Entries from a dataset of interfaces
=====

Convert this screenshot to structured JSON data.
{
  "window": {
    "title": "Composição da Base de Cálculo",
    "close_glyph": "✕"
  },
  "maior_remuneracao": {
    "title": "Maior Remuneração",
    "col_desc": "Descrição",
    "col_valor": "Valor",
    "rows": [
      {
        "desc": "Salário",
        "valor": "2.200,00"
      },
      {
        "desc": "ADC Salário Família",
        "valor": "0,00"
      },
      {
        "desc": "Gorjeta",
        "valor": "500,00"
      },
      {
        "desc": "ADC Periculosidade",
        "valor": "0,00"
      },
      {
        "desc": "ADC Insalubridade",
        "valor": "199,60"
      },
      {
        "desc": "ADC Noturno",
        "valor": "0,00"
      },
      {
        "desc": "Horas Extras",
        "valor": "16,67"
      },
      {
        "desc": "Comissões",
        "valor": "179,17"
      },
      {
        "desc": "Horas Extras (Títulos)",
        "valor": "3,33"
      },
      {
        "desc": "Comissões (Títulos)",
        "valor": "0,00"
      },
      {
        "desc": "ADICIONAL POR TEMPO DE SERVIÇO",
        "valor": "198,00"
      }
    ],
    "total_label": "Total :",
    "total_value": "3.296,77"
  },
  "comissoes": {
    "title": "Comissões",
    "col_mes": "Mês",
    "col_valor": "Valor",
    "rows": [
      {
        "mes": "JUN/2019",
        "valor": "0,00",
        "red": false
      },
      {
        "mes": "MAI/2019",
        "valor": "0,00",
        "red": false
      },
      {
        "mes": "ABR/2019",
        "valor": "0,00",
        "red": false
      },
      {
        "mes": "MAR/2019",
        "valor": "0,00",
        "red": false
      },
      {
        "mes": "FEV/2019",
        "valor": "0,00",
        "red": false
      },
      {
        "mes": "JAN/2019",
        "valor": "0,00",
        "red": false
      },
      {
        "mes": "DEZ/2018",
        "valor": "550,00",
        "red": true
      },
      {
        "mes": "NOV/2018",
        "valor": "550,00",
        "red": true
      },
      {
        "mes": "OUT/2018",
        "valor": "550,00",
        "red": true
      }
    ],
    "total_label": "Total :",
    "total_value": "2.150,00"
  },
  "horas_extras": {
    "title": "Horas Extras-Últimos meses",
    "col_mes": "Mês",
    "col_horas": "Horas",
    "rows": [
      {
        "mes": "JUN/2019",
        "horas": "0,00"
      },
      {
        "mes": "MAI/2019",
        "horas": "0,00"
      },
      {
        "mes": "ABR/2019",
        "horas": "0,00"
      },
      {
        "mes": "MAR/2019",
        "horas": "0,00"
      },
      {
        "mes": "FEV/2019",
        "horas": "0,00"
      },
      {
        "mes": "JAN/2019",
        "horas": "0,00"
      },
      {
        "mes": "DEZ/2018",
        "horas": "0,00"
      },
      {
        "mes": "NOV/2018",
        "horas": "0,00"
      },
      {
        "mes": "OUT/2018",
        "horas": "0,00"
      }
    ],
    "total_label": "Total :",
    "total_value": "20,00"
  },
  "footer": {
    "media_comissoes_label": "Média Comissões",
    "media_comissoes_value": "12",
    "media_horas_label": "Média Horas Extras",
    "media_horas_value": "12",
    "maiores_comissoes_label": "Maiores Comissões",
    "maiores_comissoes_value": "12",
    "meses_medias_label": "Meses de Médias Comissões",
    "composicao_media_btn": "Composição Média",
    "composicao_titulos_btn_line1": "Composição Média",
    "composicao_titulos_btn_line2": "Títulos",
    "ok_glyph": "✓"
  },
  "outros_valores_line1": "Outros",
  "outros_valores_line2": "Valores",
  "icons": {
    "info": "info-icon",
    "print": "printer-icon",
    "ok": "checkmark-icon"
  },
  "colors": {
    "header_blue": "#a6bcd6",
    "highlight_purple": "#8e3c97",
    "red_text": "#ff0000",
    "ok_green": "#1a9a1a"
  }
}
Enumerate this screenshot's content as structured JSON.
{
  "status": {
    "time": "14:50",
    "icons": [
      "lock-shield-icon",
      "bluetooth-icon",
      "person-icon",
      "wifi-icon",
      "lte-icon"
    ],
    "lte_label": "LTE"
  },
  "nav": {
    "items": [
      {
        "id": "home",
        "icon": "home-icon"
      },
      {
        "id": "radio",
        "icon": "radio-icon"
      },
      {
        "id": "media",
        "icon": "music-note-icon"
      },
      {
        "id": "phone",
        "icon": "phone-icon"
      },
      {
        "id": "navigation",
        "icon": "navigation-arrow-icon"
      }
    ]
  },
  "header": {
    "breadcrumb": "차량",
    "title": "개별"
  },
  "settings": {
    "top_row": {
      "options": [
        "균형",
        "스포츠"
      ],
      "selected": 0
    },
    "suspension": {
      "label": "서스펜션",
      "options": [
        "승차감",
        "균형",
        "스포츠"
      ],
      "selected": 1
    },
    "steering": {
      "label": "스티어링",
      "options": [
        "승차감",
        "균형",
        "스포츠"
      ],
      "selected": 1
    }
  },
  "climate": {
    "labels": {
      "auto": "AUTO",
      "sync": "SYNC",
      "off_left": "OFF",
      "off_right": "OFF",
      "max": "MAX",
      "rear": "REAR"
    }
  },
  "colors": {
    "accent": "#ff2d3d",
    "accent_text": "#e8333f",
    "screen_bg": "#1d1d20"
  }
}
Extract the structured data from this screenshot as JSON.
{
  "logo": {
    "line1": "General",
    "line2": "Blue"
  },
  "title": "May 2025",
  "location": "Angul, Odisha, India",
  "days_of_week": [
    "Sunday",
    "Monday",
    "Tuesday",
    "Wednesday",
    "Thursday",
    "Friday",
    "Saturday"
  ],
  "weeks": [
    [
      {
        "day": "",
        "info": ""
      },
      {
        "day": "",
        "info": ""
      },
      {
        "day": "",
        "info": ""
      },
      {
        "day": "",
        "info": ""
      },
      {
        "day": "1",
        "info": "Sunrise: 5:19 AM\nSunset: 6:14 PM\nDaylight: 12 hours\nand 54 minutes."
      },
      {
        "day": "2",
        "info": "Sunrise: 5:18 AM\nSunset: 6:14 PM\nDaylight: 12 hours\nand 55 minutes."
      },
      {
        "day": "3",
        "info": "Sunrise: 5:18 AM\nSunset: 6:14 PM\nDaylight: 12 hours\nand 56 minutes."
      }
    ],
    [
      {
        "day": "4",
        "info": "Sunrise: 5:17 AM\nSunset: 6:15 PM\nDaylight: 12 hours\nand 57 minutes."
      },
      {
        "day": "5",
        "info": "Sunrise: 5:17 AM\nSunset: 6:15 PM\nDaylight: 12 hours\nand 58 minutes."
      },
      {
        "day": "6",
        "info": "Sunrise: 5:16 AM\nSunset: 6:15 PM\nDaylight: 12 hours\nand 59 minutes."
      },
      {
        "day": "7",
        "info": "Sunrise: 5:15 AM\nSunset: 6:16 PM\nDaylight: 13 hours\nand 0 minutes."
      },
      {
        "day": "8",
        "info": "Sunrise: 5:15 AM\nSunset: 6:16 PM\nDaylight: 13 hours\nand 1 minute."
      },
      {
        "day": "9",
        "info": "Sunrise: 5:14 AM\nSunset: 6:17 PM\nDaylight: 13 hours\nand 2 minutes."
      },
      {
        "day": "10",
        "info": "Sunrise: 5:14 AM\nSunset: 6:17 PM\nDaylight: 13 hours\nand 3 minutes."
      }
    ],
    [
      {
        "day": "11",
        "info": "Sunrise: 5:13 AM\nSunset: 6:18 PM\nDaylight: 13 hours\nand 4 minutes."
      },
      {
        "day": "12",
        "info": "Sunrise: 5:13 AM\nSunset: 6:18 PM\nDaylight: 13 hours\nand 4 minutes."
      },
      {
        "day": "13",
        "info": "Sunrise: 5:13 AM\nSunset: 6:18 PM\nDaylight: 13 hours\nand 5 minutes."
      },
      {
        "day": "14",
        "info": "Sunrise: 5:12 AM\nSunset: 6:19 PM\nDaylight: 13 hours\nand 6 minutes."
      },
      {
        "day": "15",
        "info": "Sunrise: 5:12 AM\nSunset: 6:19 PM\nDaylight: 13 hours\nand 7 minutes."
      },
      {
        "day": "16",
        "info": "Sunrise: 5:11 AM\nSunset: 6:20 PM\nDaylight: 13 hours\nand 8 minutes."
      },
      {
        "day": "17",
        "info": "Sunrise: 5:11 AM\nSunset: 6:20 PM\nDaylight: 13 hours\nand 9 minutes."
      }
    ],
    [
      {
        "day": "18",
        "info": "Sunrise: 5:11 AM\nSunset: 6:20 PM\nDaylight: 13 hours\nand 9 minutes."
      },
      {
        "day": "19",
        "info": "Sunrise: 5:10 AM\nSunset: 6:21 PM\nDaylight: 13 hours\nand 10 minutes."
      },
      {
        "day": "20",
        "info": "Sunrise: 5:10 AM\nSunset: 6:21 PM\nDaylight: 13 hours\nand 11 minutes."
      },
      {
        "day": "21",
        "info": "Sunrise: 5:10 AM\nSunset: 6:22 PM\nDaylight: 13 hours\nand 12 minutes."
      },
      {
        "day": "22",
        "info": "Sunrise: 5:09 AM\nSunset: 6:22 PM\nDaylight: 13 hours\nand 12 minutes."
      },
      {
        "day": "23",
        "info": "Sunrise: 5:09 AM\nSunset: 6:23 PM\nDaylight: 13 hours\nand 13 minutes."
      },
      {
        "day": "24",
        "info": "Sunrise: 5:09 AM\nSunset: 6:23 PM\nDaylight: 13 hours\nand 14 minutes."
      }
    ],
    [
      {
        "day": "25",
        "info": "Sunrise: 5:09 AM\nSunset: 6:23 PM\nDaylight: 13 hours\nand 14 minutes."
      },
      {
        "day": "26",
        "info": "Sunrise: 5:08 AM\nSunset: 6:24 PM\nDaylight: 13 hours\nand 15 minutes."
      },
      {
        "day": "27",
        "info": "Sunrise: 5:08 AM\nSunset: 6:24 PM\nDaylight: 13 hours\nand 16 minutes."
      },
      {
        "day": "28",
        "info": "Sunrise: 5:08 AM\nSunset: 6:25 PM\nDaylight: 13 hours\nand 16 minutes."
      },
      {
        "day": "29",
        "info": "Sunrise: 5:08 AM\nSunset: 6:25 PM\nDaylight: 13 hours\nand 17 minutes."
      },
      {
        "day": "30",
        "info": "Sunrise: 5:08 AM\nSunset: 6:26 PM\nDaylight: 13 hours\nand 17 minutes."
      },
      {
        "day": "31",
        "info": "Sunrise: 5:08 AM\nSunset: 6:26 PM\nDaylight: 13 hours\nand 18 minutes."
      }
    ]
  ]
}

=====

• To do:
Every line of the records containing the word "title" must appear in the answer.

• Task response:
    "title": "Composição da Base de Cálculo",
    "title": "Maior Remuneração",
    "title": "Comissões",
    "title": "Horas Extras-Últimos meses",
    "title": "개별"
  "title": "May 2025",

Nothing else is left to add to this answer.